The researchers conclude that, “In contrast to patients with MI and heart failure, beta-blocker-associated reduction in heart rate increased the risk of cardiovascular events and death for hypertensive patients.” They speculate that the beta-blocker induced heart rate reduction increases central aortic pressure or pulse pressure and that this is responsible for the adverse effects observed in patients with hypertension.

In an accompanying editorial, Dr. Normal Kaplan of the University of Texas points out that beta-blockers have numerous other adverse effects including precipitation of diabetes, weight gain, and a decrease in exercise endurance. Despite this, atenolol was the 4th most prescribed drug in the US in 2005 with 44 million prescriptions a year.

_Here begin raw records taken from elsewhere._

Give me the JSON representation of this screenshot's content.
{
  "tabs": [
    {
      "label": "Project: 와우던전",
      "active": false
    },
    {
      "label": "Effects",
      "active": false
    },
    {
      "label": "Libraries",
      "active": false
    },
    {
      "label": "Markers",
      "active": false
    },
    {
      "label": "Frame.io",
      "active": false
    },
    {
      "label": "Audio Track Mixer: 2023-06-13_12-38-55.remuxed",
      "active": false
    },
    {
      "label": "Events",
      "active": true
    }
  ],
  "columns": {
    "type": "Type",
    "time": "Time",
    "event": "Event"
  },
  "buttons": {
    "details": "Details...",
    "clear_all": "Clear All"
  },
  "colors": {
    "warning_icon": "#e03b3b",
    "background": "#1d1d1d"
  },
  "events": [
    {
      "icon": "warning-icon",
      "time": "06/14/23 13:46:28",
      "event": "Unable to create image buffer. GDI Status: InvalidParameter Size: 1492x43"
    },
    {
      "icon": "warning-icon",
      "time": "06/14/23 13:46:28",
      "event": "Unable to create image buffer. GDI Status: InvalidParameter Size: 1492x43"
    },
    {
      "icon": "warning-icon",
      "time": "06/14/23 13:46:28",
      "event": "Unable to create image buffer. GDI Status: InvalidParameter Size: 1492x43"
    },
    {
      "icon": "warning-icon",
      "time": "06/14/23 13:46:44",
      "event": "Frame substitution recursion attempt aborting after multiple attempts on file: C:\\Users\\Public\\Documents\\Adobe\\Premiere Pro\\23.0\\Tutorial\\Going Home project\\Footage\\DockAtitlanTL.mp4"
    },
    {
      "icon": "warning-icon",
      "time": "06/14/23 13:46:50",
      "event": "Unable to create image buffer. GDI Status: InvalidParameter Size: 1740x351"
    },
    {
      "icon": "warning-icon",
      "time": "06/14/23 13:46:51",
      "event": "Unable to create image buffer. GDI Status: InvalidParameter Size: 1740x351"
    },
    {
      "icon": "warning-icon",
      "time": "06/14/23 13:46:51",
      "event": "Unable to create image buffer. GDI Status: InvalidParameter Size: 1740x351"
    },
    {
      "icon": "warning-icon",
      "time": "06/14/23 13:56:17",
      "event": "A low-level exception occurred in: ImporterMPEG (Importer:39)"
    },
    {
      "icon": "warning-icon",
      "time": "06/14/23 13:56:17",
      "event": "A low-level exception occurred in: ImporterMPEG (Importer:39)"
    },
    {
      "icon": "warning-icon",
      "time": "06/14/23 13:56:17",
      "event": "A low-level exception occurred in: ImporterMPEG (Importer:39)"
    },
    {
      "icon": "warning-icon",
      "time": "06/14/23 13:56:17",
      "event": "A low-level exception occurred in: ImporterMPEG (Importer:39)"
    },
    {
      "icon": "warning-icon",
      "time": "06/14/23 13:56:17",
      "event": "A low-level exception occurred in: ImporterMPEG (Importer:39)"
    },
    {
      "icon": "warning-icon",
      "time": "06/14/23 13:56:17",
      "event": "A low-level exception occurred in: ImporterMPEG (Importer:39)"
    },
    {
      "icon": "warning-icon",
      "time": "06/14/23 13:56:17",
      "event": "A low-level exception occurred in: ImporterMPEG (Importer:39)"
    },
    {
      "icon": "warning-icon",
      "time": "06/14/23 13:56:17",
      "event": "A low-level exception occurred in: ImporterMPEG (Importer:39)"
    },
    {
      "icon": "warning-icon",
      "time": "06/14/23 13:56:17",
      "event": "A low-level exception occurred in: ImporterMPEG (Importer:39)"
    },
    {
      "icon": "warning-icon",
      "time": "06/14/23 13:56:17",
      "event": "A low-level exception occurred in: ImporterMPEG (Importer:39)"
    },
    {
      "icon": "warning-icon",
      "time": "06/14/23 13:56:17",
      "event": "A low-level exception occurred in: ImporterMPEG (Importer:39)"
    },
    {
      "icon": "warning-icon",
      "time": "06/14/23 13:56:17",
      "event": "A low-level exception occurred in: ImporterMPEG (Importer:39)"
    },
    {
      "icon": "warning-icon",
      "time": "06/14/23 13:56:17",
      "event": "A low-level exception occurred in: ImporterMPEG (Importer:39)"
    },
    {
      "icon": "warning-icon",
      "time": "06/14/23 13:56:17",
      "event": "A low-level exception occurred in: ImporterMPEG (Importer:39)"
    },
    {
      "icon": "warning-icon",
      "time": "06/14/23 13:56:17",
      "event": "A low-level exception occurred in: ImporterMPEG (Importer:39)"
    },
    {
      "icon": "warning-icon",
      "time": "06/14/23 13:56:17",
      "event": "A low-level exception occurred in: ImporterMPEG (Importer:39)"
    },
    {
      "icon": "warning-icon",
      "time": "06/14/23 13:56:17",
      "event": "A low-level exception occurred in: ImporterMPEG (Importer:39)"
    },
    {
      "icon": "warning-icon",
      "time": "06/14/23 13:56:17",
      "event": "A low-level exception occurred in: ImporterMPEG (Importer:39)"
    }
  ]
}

Bangalore, S, et al. Relation of beta-blocker-induced heart rate lowering and cardioprotection in hypertension. Journal of the American College of Cardiology, Vol. 52, October 28, 2008, pp. 1482-89
Kaplan, NM. Beta-blockers in hypertension: Adding insult to injury. Journal of the American College of Cardiology, Vol. 52, October 28, 2008, pp. 1490-91

Editor’s comment: It should be kept in mind that 78% of the participants in the clinical trials were prescribed atenolol (Tenormin), so it is not entirely clear whether beta-blockers as such, or atenolol in particular, are responsible for the adverse effects. It is quite possible that one of the newer vasodilating beta-blockers such as nebivolol (Bystolic) would not have the same detrimental effects as atenolol since it does not increase the central aortic pressure. Nevertheless, with the evidence at hand, it would seem that lone afibbers with hypertension would be far better of taking an ACE inhibitor, calcium channel blocker, or potassium-sparing diuretic rather than a beta-blocker for reducing their blood pressure.